Postal workers refused to deliver CD’s of Bible readings after deciding they were ‘offensive material’. Several churches had paid for discs with recordings of Mark’s Gospel to be produced to celebrate the 400th anniversary of the King James Bible. They were due to be delivered to all households on the Channel Island of Jersey, but church leaders were stunned when they were told postal workers would not handle the 45,000 CD’s.
Jersey Post said there were guidelines about mass material that is sent out across the island and that religious recordings could offend people but apologised for the incident, saying staff had misinterpreted the guidelines. Chief Executive Kevin Keen said, ‘I understand that one of my colleagues did say the material was offensive. This decision was made on the basis of our terms and conditions which states that we have the right to refuse to distribute something that falls under the category of promotional material which could cause offence’.
‘Clearly this was interpreted in the wrong way. I have spoken to the person involved and have written to all of my colleagues asking that they come to me if there is any doubt in their mind in the future’.
Doctors fear their private lives and personal beliefs will soon come under increasing scrutiny from regulators, as a Christian GP who prayed with a patient faces a formal hearing. The General Medical Council is asking medics if it should ‘regulate doctors’ lives outside medicine’, in a review of its guidelines on ethics. Currently it would only be a disciplinary matter if behaviour after hours affected a doctor’s work or brought the profession into disrepute, or if they imposed their views on others. Some respondents to an online consultation have already said they would be unhappy if health professionals ‘supported racist organisations’ or those that ‘promote conflict’, or ‘advocated religious fundamentalism’. Others argue that doctors must ‘moderate what they disclose online’ in order to avoid making personal information public or breaching patient confidentiality. But critics say that GP’s and consultants are only human, and should not be expected to lead blameless lives.
In addition, it has been claimed that what they get up to when they are not at work does not affect the care they provide to patients. Bob Bury, a recently retired radiologist in Leeds, wrote in a blog post: ‘For what it’s worth, I’m an atheist and yield to no one in my disregard for religious fundamentalists of any stripe, but my GP’s beliefs are no concern of mine unless they have a negative impact on the quality of treatment I am offered, in which case sanctions already exist to deal with the problem’.
The GMC is to investigate the case of a GP in Margate, Dr Richard Scott, who is accused of upsetting a patient by offering to pray for them. The GP says their conversation turned to religion after they had finished discussing medical options, and that he asked permission to raise his Christian beliefs with the patient, who is of another faith. But the GMC sent him a warning letter, claiming his comments had ‘distressed’ the patient and ‘did not meet with the standards required of a doctor’.

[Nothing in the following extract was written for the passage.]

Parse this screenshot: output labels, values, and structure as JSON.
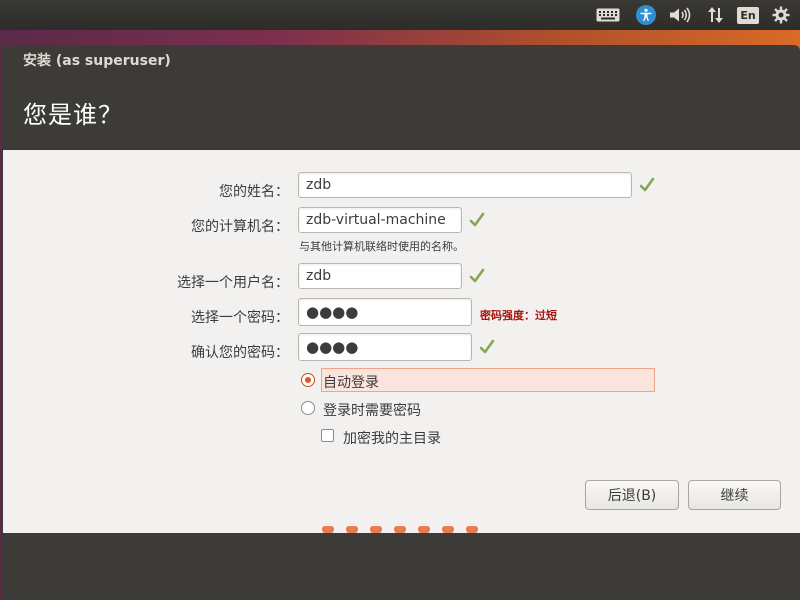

Lebanon’s majestic cedar trees, famously used in the building of Solomon’s Temple, 1 Kgs. 5. 6, have survived thousands of years of human use and exploitation. Now the precious few cedar forests that remain face a new challenge, climate change. According to Nizar Hani, manager of Shouf Cedar Reserve, Lebanon’s largest natural forest, not enough snow is falling in the winter months to ensure that future generations of cedars will be able to thrive in the mountainous country. ‘The expected threat to the cedar forest is [that] the natural regeneration will be affected’, said Hani. ‘The cedar seeds need to be under snow for two months minimum’.